  3. Mission statement – develop a clear definition of what your firm does – what is its ultimate mission or why you exist,
  4. Value model – what is the value that you will deliver to your clients and prospects – the value that they want and that clearly differentiates your firm from the pack.
  5. Strategic planning model – finally, prepare your 18-month to two-year plan using the model presented above. For each strategy within each bucket, develop the initiatives to be completed to successfully implement each strategy. For each strategy and initiative, define the deliverable and the metric of success.

Completion of each of the five steps, each with the VM at its core, will successfully transform your firm to a successful VBF that can dramatically improve its organic growth and profitability.

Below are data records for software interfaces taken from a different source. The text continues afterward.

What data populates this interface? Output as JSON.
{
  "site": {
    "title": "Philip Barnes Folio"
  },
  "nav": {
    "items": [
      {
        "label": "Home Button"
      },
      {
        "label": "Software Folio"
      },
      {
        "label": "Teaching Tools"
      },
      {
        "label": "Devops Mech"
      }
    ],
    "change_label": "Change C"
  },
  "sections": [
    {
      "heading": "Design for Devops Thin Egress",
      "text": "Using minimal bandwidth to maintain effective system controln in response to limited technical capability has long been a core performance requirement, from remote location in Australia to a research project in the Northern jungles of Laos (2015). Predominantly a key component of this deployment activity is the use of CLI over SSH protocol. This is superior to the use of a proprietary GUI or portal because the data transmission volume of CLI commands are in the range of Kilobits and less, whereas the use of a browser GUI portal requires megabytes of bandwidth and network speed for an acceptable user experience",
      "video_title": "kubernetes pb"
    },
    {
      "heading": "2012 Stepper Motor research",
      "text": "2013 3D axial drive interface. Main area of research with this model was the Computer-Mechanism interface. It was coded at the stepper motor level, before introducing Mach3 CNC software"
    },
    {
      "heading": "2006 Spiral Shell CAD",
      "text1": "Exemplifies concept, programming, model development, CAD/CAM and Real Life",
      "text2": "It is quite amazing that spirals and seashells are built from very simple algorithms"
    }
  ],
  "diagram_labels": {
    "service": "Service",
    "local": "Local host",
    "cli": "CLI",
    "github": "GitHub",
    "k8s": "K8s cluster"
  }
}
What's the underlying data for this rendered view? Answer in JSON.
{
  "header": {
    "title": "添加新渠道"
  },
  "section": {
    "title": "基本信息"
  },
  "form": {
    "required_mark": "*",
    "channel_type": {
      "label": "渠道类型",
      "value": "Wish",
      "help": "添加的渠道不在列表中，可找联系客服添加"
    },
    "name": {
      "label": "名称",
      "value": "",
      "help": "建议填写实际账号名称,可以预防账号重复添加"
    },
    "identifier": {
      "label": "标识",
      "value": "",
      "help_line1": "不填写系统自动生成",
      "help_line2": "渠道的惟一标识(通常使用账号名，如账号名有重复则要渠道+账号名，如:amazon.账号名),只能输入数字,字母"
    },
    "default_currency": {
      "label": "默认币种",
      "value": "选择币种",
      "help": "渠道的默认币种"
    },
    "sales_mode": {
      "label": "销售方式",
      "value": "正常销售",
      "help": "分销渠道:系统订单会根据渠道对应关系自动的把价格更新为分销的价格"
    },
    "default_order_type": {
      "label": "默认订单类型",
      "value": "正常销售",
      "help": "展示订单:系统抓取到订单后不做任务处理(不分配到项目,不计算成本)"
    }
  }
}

Now the most challenging task lies ahead – implementation, keeping everyone’s focus on the implementation of the plan and transformation into a VBF.

Platt’s Perspective: Don’t Like Disruption? ‘Expect An Earthquake Every Three Years’ Says McKinsey CEO

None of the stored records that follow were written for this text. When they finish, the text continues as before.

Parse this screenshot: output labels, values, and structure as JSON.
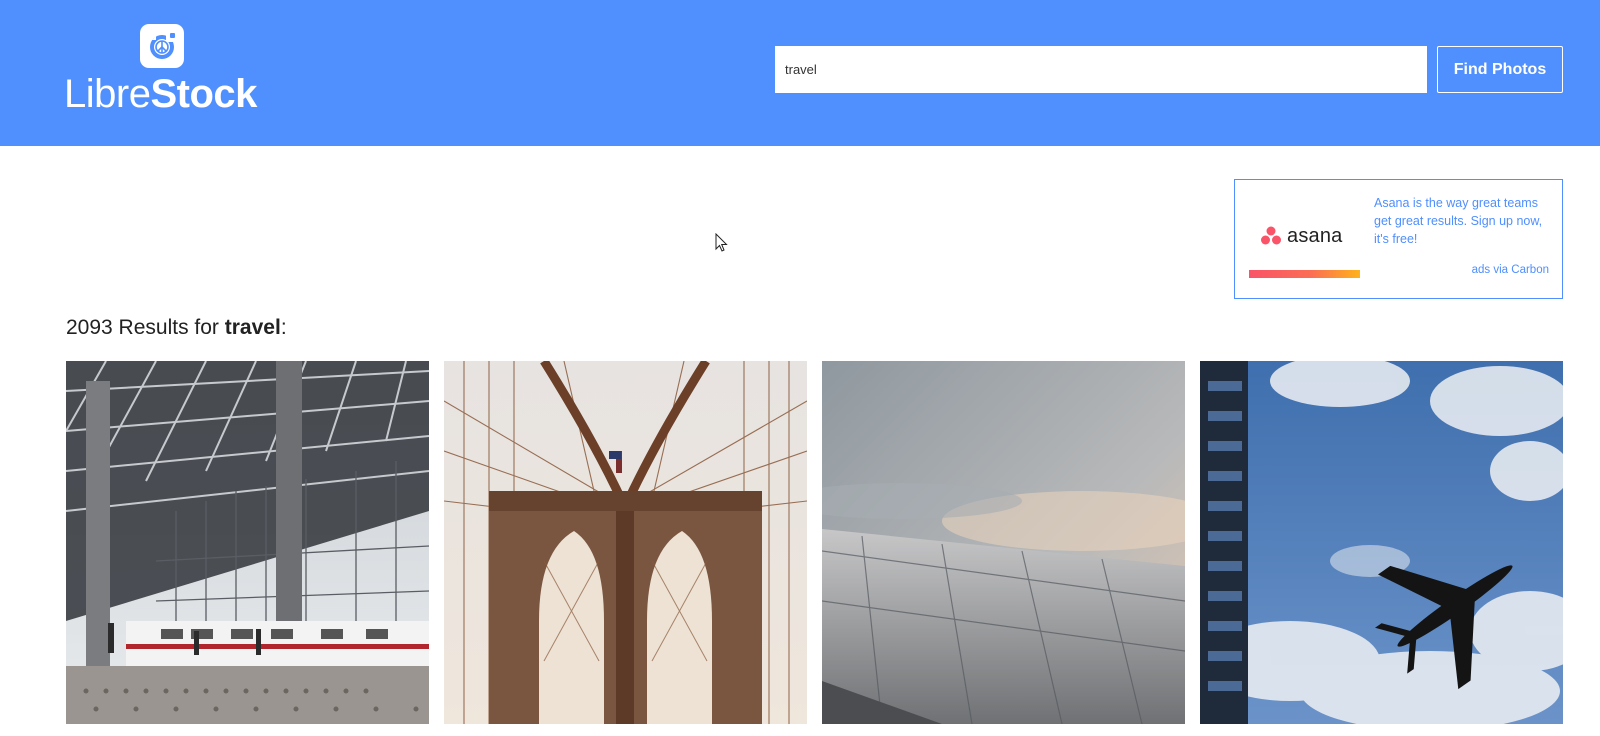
{
  "header": {
    "logo": {
      "part_light": "Libre",
      "part_bold": "Stock",
      "icon": "camera-peace-icon"
    },
    "search": {
      "value": "travel",
      "placeholder": ""
    },
    "find_button_label": "Find Photos"
  },
  "ad": {
    "brand": "asana",
    "text": "Asana is the way great teams get great results. Sign up now, it's free!",
    "via": "ads via Carbon",
    "colors": {
      "brand_dots": "#f95468",
      "bar_start": "#f95468",
      "bar_end": "#ffb21a"
    }
  },
  "results": {
    "count": "2093",
    "prefix": " Results for ",
    "query": "travel",
    "suffix": ":",
    "photos": [
      {
        "subject": "train station with glass roof"
      },
      {
        "subject": "suspension bridge tower and cables"
      },
      {
        "subject": "airplane wing above clouds"
      },
      {
        "subject": "airplane silhouette in blue sky"
      }
    ]
  },
  "colors": {
    "accent": "#4f8ffe"
  }
}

Mike Platt

Mike Platt

Disciplined. Compliant. Orderly. Methodical. Those are the driving personality characteristics of most left-brained accountants that I know. Doing things the right way. Debits equal credits. There is a natural order to accounting, and that has tended to attract many similar-thinking people to the profession.

It also has created a profession filled with practitioners who are, at their core, fundamentally resistant to change. Any leader who has undertaken a change effort has encountered this group – not on board at best, actively resistant at worst. “Why do we need to change, everything has been going well so far, so why fool with success,” is the cry most often heard from the group.

In the past, shaking up the status quo even once a decade was a painful process for this group. Dominic Barton, CEO of global consulting giant McKinsey, recently told The Australian Financial Review in an interview that large companies will need to massively restructure to the point that they will “expect an earthquake every three years.”

With high partner compensation numbers, there’s a tangible lifestyle measurement at risk. After all, there have been calls for change before, the profession has made small, incremental adjustments to its trajectory, and “we’re doing just fine as we are, thank you.”

But this time it’s different. This time, the pace is lightning fast. The image that comes to mind is my own experience of skydiving for the first time. Door open, a white-knuckled grip on the doorframe, feet firmly on a small step. As the instructor encouraged me to “climb out,” I warily slid one hand on to the wing strut. “Keep going” the instructor urged…“Keep going – I’ll talk you through it.” As I finally lifted my feet off the step, the realization that I was no longer tethered to the safety of the plane, hit me. “LET GO!” the instructor bellowed, and I let go.

As I watched the plane fly away, my heart stopped for a moment until I heard the whoosh of a parachute opening above my head. And then silence. Beauty all around me. A feeling of genuine exhilaration. As I glided down to Earth, I felt an accomplishment and satisfaction. My final thought was “I jumped out of a plane and landed safely on the ground.”

For those leading the change, recognize that you are flying the plane filled with some white-knuckled staff and partners who are perfectly comfortable inside the safety of the plane. Never underestimate the significance of encouragement to get your group to sit in an open doorway with feet hanging out at 10,000 feet above the ground; to be the voice of “keep going,” “keep going,” “keep going.”

Understand how critical it is to them to hear your calm and confident instructions to “now LET GO!” As you talk them through their maiden flight and land them safely, they will gain the courage and the confidence to go back up in the plane again – if McKinsey is right – another three years from now as you continue to create an organization whose core competency is the ability to adapt to change.